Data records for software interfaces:
- Opening Delimiter -
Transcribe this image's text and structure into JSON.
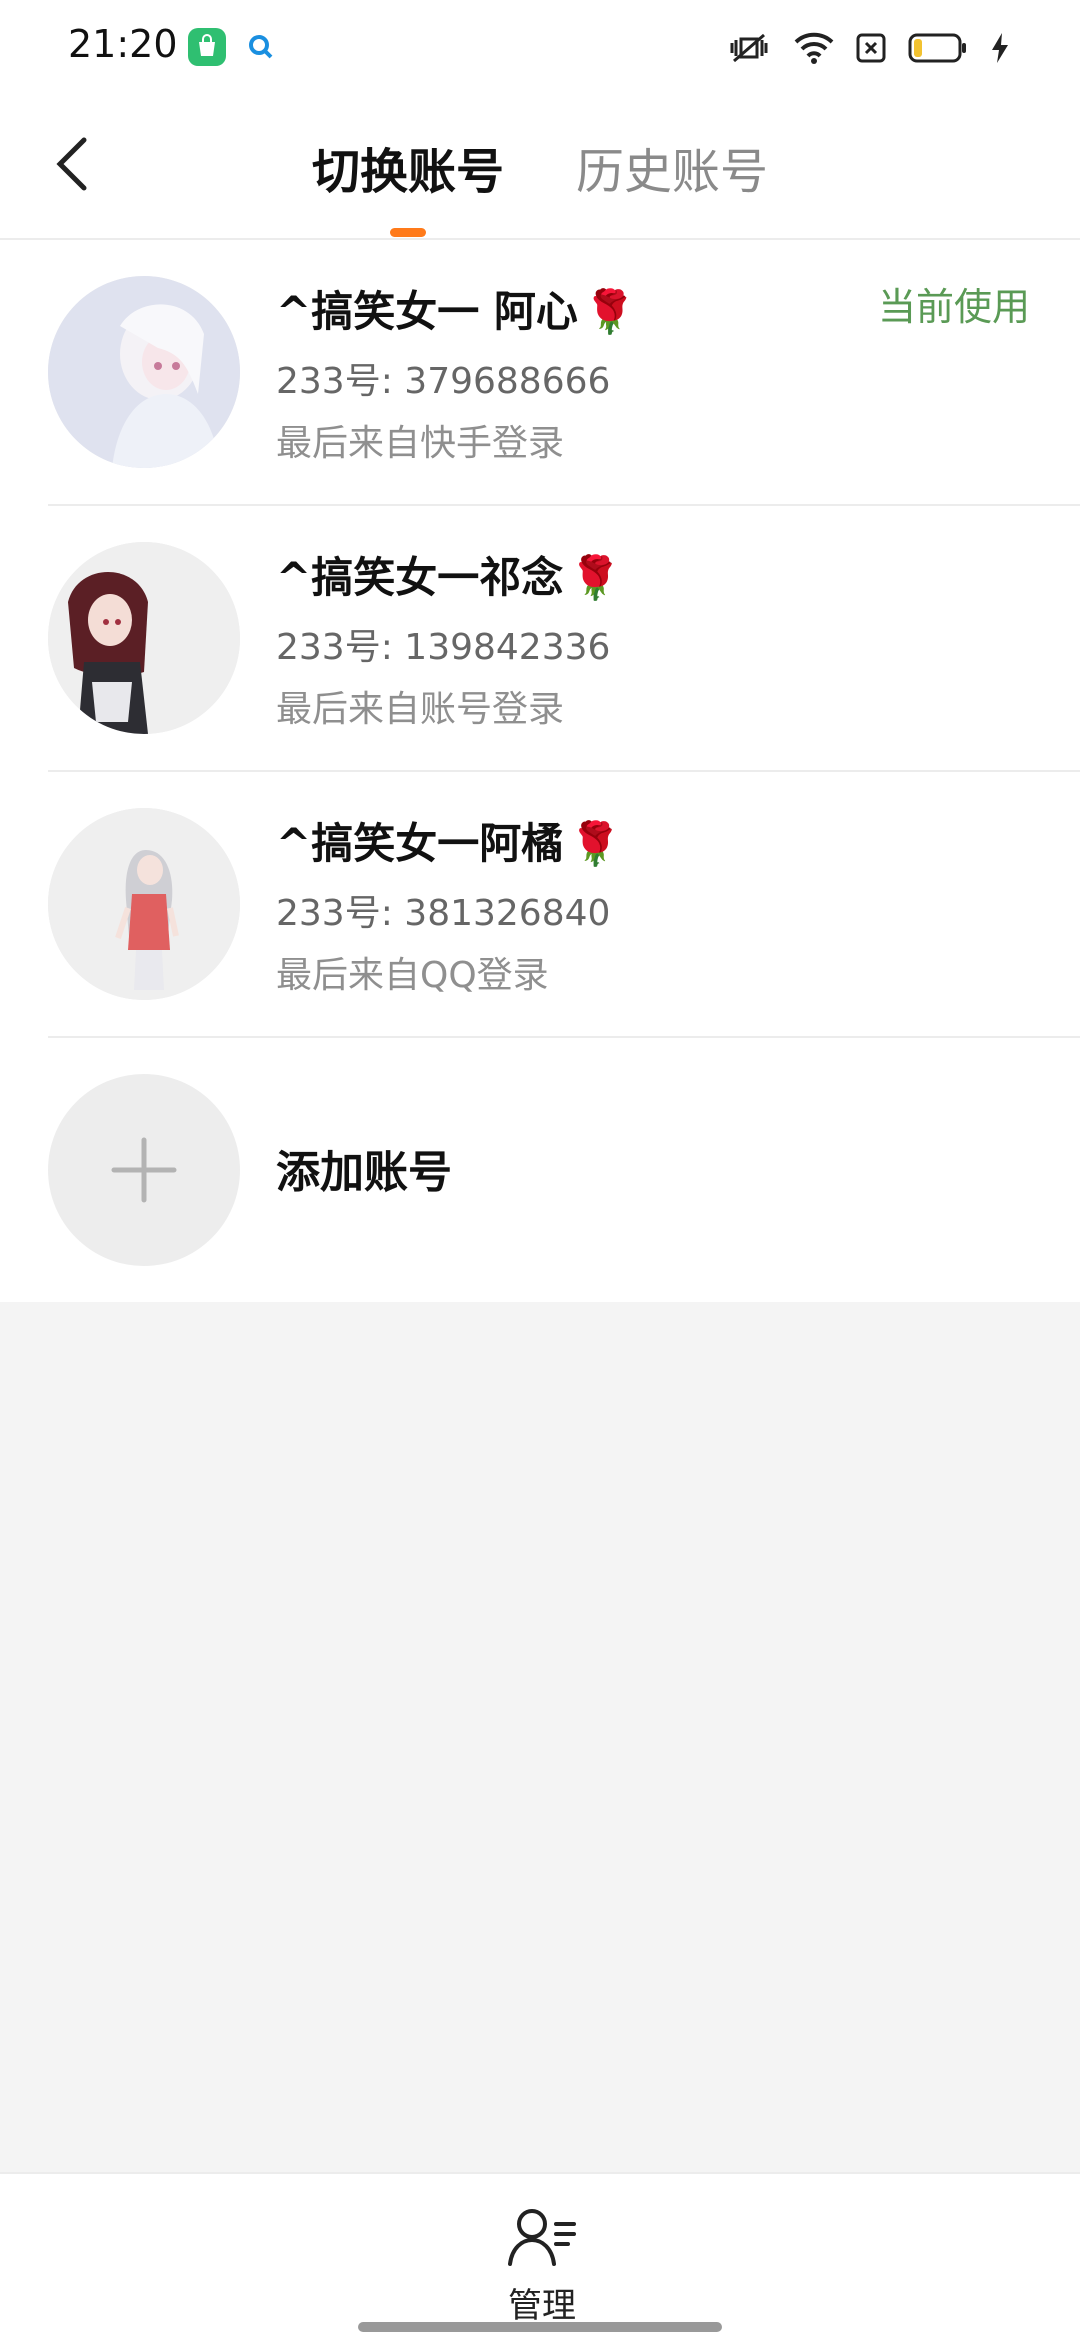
{
  "status_bar": {
    "time": "21:20",
    "icons": [
      "store-app-icon",
      "search-app-icon",
      "mute-vibrate-icon",
      "wifi-icon",
      "sim-error-icon",
      "battery-icon",
      "charging-icon"
    ]
  },
  "header": {
    "back_icon": "chevron-left-icon",
    "tabs": [
      {
        "label": "切换账号",
        "active": true
      },
      {
        "label": "历史账号",
        "active": false
      }
    ],
    "accent": "#ff7a1a"
  },
  "accounts": [
    {
      "name": "^搞笑女一 阿心",
      "emoji": "🌹",
      "id_line": "233号: 379688666",
      "login": "最后来自快手登录",
      "current_label": "当前使用"
    },
    {
      "name": "^搞笑女一祁念",
      "emoji": "🌹",
      "id_line": "233号: 139842336",
      "login": "最后来自账号登录"
    },
    {
      "name": "^搞笑女一阿橘",
      "emoji": "🌹",
      "id_line": "233号: 381326840",
      "login": "最后来自QQ登录"
    }
  ],
  "add_account": {
    "label": "添加账号",
    "icon": "plus-icon"
  },
  "bottom_nav": {
    "label": "管理",
    "icon": "user-manage-icon"
  },
  "colors": {
    "current": "#5a9a55",
    "background": "#f4f4f4"
  }
}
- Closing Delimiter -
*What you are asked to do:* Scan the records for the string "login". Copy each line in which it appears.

*Reply:*
      "login": "最后来自快手登录",
      "login": "最后来自账号登录"
      "login": "最后来自QQ登录"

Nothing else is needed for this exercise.